Some foreign environments beckon in familiar nearby places
While dreams of traveling to distant continents remain just that, the relative freedom of movement for vaccinated, recovered or tested travelers within much of Europe presents them with the luxury of exploring a variety of settings at a relaxed pace. Visiting urban environments transformed by the presence of immigrants and ex-pats can add a touch of the exotic to any city break. Here are some places where cultures of the world come together in a convivial way.
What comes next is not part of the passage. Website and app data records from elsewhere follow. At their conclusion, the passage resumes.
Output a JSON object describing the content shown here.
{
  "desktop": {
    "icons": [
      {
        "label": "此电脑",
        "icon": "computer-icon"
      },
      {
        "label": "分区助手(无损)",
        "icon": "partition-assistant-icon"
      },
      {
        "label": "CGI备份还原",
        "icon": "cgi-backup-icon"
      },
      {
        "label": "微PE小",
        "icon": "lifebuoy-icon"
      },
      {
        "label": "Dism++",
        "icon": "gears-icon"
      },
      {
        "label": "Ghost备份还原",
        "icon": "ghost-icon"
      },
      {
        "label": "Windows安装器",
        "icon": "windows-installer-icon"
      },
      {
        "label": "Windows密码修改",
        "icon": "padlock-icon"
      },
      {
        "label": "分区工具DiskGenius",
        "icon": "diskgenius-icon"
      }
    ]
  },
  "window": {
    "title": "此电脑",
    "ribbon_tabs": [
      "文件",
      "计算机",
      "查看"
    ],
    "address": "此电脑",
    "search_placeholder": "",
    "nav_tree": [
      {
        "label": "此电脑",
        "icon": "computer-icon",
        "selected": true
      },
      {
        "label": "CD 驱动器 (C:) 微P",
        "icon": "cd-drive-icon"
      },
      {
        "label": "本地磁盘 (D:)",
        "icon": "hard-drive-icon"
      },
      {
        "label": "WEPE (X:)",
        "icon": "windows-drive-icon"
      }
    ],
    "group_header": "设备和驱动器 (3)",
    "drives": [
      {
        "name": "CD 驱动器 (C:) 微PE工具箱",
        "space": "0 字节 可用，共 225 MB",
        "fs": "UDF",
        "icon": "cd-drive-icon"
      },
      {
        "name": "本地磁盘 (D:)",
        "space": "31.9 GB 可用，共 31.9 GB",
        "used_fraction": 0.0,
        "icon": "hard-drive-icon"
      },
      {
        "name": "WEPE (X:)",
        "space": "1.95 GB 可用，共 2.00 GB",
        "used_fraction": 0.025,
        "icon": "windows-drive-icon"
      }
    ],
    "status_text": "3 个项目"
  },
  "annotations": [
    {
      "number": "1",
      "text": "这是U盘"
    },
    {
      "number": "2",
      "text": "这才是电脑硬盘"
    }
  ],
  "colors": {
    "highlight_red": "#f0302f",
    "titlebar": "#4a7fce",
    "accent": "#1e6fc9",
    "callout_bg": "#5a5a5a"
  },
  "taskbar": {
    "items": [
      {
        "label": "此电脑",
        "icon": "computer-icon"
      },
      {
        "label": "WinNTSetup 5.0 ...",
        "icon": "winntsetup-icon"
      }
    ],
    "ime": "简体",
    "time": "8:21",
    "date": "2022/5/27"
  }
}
Japan in Düsseldorf: This modern yet laid-back city by the Rhine is home to the largest Japanese community in Germany. More than 8,000 Japanese residents give the city’s “Little Tokyo” its unique flavor. Visitors can enjoy restaurants, ramen bars, bakeries, supermarkets, bookshops and “izakaya” style pubs in the neighborhoods stretching along Immermannstrasse and Klosterstrasse. Other cultural hotspots include the Japanese Garden in the Nordpark and the EKŌ-Haus in Düsseldorf-Niederkassel, the site of a Buddhist temple.
Each year in spring, the city celebrates this culture in its midst with Japan Day, an event that culminates in a massive fireworks display. Should large-scale events become a thing again, its next edition will take place on May 21, 2022.
Turkey in Berlin: Germany’s capital is home to the largest Turkish community outside the country, with many residents calling the Kreuzberg and Neukölln districts home. The Turkish who came over in the 1950s as temporary guest workers in support of Germany's economic miracle and stayed on, their descendants and newcomers are all pillars of Berlin’s multicultural identity.
Experience the culture with a scrub and a peel in a hamam, a shave and a haircut from a Turkish barber, a “meze” plate of tapas-like fare meant for sharing, a perusal or purchase of the works of up-and-coming creatives from photographers to fashion designers, and a night out dancing to the latest Turkish beats at a club.
Caribbean culture in London: The multiethnic community of Brixton in south London is an enclave for those who can trace their roots to Jamaica, a British colony between 1655 and 1962. Fruits and spices evoking the essence of the island are sold at the Brixton Market, clubs feature reggae artists, and restaurants serve jerk chicken at all hours. Many of the borough’s vibrant street murals make reference to island culture.
To experience London’s Caribbean flair at its loudest and proudest, plan to attend the Notting Hill Carnival, a parade and street festival held on the last Sunday and Monday in August.
Asia in Leicester, England: A once-prosperous industrial area that had fallen into decay got a new lease on life with the arrival of immigrants from India, Pakistan and other lands. The Golden Mile refers to a stretch of Belgrave Road known for its glittering jewelry shops, interspersed with boutiques selling sequined sarees and fresh market stalls. The area is also known for its excellent restaurants and confectionery shops.
Time a visit for October or November, when festivities in connection with Diwali play out. In what is billed as the biggest Festival of Lights celebration outside India, the street is brightly illuminated and fireworks dazzle onlookers.
North Africa in Marseille: Due to its geographical proximity to North Africa and France’s colonial history in the region, Marseille is closely linked to Morocco, Tunisia and Algeria, three countries collectively known as the Maghreb.
Near the Old Port and Le Panier, visitors can slip into these worlds as they sip mint tea, relax in hamams, sample tagines, couscous, pastillas and chick pea soup, or shop for spices at the Marché Noailles Arab market.
To experience the sounds of Marseille, plan to attend the Fiesta des Suds, a world music festival featuring artists from the Maghreb and beyond; this year’s edition is slated to go forward Oct. 7-9.